But if you want to do right and have rest, let your neighbor’s malice and viciousness smother and burn itself out. Otherwise you can do nothing more pleasing to the devil or more harmful to yourself than to lose your temper and make a racket. Do you have a government? Then register a complaint, and let it see to it. The government has the charge not to permit the harsh oppression of the innocent. God will also overrule so that His Word and ordinance may abide and you may inherit the land according to this promise. Thus you will have rest and God’s blessing, but your neighbor will have unrest together with God’s displeasure and curse. This sermon is intended only for those who are Christians, who believe and know that they have their treasure in heaven, where it is secure for them and cannot be taken away: Hence they must have enough here, too, even though they do not have treasuries and pockets full of yellow guldens. Since you know this, why let your joy be disturbed and taken away? Why cause yourself disquiet and rob yourself of this magnificent promise?
See now that you have three points with three rich promises. Whoever is a Christian must have enough of both the temporal and the eternal, though here he must suffer much both outwardly and inwardly, in the heart. On the other hand, because the worldlings refuse to endure poverty or trouble or violence, they neither have the kingdom of heaven nor enjoy temporal goods peacefully and quietly. You can read more about this in Psalm 37, which is the right gloss on this passage, richly describing how the meek are to inherit the land while the ungodly are to be exterminated.

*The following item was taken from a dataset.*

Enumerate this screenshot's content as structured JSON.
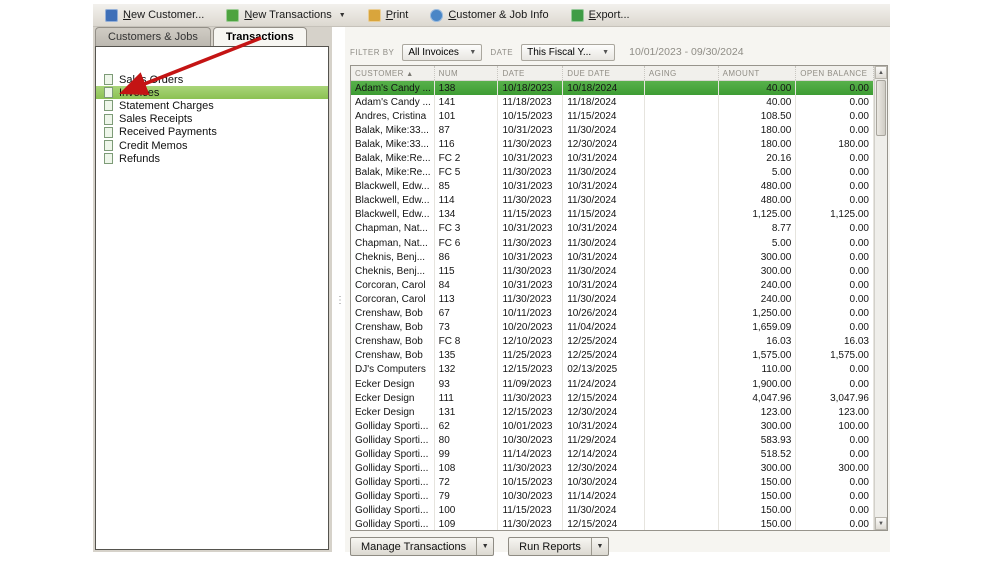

Luther, M. (1999, c1956). Vol. 21: Luther's works, vol. 21 : The Sermon on the Mount and the Magnificat (J. J. Pelikan, H. C. Oswald & H. T. Lehmann, Ed.). Luther's Works (21:22). Saint Louis: Concordia Publishing House.